GOAL OF THE EXERCISE:
A word-for-word repeat of the records below is what this calls for.

MATERIAL PROVIDED:
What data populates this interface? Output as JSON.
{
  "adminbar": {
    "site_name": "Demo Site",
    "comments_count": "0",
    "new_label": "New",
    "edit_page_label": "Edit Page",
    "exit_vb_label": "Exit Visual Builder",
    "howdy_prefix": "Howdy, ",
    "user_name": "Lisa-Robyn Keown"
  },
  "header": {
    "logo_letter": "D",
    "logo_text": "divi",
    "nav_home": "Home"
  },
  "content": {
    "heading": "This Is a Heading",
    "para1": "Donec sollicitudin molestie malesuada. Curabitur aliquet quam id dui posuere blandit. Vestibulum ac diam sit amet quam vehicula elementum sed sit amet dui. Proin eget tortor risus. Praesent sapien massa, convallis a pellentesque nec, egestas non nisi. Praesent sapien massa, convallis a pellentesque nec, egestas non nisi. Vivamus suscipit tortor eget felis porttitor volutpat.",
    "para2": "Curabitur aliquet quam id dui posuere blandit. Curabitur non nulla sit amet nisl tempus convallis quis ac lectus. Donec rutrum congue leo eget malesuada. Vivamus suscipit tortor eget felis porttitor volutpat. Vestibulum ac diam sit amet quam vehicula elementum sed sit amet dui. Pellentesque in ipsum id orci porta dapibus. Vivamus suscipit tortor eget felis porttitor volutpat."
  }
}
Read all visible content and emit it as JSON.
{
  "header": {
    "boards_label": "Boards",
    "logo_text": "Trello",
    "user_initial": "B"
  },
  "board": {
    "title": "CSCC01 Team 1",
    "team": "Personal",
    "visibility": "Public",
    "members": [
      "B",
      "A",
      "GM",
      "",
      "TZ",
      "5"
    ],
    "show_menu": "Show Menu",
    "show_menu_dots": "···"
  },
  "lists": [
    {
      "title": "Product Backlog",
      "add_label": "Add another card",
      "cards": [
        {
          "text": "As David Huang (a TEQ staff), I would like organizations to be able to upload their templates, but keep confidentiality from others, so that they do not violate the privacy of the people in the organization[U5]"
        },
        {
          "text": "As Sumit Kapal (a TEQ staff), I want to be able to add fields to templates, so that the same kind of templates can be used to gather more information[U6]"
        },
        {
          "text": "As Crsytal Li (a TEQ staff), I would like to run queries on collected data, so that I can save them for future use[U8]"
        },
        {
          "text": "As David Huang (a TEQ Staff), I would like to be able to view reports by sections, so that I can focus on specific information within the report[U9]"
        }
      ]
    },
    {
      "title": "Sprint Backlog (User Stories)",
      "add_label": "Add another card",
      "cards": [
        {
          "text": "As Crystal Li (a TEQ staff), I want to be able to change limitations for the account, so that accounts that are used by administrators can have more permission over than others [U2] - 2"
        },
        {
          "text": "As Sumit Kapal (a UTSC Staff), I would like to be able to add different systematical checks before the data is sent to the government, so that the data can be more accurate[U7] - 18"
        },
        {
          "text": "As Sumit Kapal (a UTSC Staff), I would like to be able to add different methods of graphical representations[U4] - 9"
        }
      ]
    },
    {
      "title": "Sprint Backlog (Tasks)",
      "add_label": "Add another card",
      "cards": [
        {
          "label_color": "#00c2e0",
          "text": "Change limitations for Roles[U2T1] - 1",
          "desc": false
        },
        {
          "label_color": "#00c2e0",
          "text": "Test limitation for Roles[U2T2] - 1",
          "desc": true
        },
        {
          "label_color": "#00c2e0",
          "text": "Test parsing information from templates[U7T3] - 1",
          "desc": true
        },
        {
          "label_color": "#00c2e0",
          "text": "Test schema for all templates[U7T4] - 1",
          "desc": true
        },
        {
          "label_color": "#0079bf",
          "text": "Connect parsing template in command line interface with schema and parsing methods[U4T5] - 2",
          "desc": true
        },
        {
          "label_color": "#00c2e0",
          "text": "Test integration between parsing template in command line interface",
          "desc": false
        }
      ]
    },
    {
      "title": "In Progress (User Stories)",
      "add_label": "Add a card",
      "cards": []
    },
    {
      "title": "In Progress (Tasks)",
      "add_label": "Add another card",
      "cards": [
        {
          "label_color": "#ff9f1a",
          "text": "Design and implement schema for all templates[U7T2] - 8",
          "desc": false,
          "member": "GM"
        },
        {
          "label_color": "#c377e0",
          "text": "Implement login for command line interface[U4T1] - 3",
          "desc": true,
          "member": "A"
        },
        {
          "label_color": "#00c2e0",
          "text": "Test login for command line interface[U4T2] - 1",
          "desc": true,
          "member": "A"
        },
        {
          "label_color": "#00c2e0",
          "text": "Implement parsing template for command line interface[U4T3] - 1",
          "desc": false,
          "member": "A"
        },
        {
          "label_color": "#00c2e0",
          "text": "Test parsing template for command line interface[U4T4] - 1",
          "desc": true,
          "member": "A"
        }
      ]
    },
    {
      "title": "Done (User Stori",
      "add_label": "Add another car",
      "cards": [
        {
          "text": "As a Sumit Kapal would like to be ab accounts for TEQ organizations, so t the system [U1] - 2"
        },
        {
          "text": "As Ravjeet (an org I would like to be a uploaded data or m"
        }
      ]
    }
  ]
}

RESULT OF THIS EXERCISE:
What data populates this interface? Output as JSON.
{
  "adminbar": {
    "site_name": "Demo Site",
    "comments_count": "0",
    "new_label": "New",
    "edit_page_label": "Edit Page",
    "exit_vb_label": "Exit Visual Builder",
    "howdy_prefix": "Howdy, ",
    "user_name": "Lisa-Robyn Keown"
  },
  "header": {
    "logo_letter": "D",
    "logo_text": "divi",
    "nav_home": "Home"
  },
  "content": {
    "heading": "This Is a Heading",
    "para1": "Donec sollicitudin molestie malesuada. Curabitur aliquet quam id dui posuere blandit. Vestibulum ac diam sit amet quam vehicula elementum sed sit amet dui. Proin eget tortor risus. Praesent sapien massa, convallis a pellentesque nec, egestas non nisi. Praesent sapien massa, convallis a pellentesque nec, egestas non nisi. Vivamus suscipit tortor eget felis porttitor volutpat.",
    "para2": "Curabitur aliquet quam id dui posuere blandit. Curabitur non nulla sit amet nisl tempus convallis quis ac lectus. Donec rutrum congue leo eget malesuada. Vivamus suscipit tortor eget felis porttitor volutpat. Vestibulum ac diam sit amet quam vehicula elementum sed sit amet dui. Pellentesque in ipsum id orci porta dapibus. Vivamus suscipit tortor eget felis porttitor volutpat."
  }
}
Read all visible content and emit it as JSON.
{
  "header": {
    "boards_label": "Boards",
    "logo_text": "Trello",
    "user_initial": "B"
  },
  "board": {
    "title": "CSCC01 Team 1",
    "team": "Personal",
    "visibility": "Public",
    "members": [
      "B",
      "A",
      "GM",
      "",
      "TZ",
      "5"
    ],
    "show_menu": "Show Menu",
    "show_menu_dots": "···"
  },
  "lists": [
    {
      "title": "Product Backlog",
      "add_label": "Add another card",
      "cards": [
        {
          "text": "As David Huang (a TEQ staff), I would like organizations to be able to upload their templates, but keep confidentiality from others, so that they do not violate the privacy of the people in the organization[U5]"
        },
        {
          "text": "As Sumit Kapal (a TEQ staff), I want to be able to add fields to templates, so that the same kind of templates can be used to gather more information[U6]"
        },
        {
          "text": "As Crsytal Li (a TEQ staff), I would like to run queries on collected data, so that I can save them for future use[U8]"
        },
        {
          "text": "As David Huang (a TEQ Staff), I would like to be able to view reports by sections, so that I can focus on specific information within the report[U9]"
        }
      ]
    },
    {
      "title": "Sprint Backlog (User Stories)",
      "add_label": "Add another card",
      "cards": [
        {
          "text": "As Crystal Li (a TEQ staff), I want to be able to change limitations for the account, so that accounts that are used by administrators can have more permission over than others [U2] - 2"
        },
        {
          "text": "As Sumit Kapal (a UTSC Staff), I would like to be able to add different systematical checks before the data is sent to the government, so that the data can be more accurate[U7] - 18"
        },
        {
          "text": "As Sumit Kapal (a UTSC Staff), I would like to be able to add different methods of graphical representations[U4] - 9"
        }
      ]
    },
    {
      "title": "Sprint Backlog (Tasks)",
      "add_label": "Add another card",
      "cards": [
        {
          "label_color": "#00c2e0",
          "text": "Change limitations for Roles[U2T1] - 1",
          "desc": false
        },
        {
          "label_color": "#00c2e0",
          "text": "Test limitation for Roles[U2T2] - 1",
          "desc": true
        },
        {
          "label_color": "#00c2e0",
          "text": "Test parsing information from templates[U7T3] - 1",
          "desc": true
        },
        {
          "label_color": "#00c2e0",
          "text": "Test schema for all templates[U7T4] - 1",
          "desc": true
        },
        {
          "label_color": "#0079bf",
          "text": "Connect parsing template in command line interface with schema and parsing methods[U4T5] - 2",
          "desc": true
        },
        {
          "label_color": "#00c2e0",
          "text": "Test integration between parsing template in command line interface",
          "desc": false
        }
      ]
    },
    {
      "title": "In Progress (User Stories)",
      "add_label": "Add a card",
      "cards": []
    },
    {
      "title": "In Progress (Tasks)",
      "add_label": "Add another card",
      "cards": [
        {
          "label_color": "#ff9f1a",
          "text": "Design and implement schema for all templates[U7T2] - 8",
          "desc": false,
          "member": "GM"
        },
        {
          "label_color": "#c377e0",
          "text": "Implement login for command line interface[U4T1] - 3",
          "desc": true,
          "member": "A"
        },
        {
          "label_color": "#00c2e0",
          "text": "Test login for command line interface[U4T2] - 1",
          "desc": true,
          "member": "A"
        },
        {
          "label_color": "#00c2e0",
          "text": "Implement parsing template for command line interface[U4T3] - 1",
          "desc": false,
          "member": "A"
        },
        {
          "label_color": "#00c2e0",
          "text": "Test parsing template for command line interface[U4T4] - 1",
          "desc": true,
          "member": "A"
        }
      ]
    },
    {
      "title": "Done (User Stori",
      "add_label": "Add another car",
      "cards": [
        {
          "text": "As a Sumit Kapal would like to be ab accounts for TEQ organizations, so t the system [U1] - 2"
        },
        {
          "text": "As Ravjeet (an org I would like to be a uploaded data or m"
        }
      ]
    }
  ]
}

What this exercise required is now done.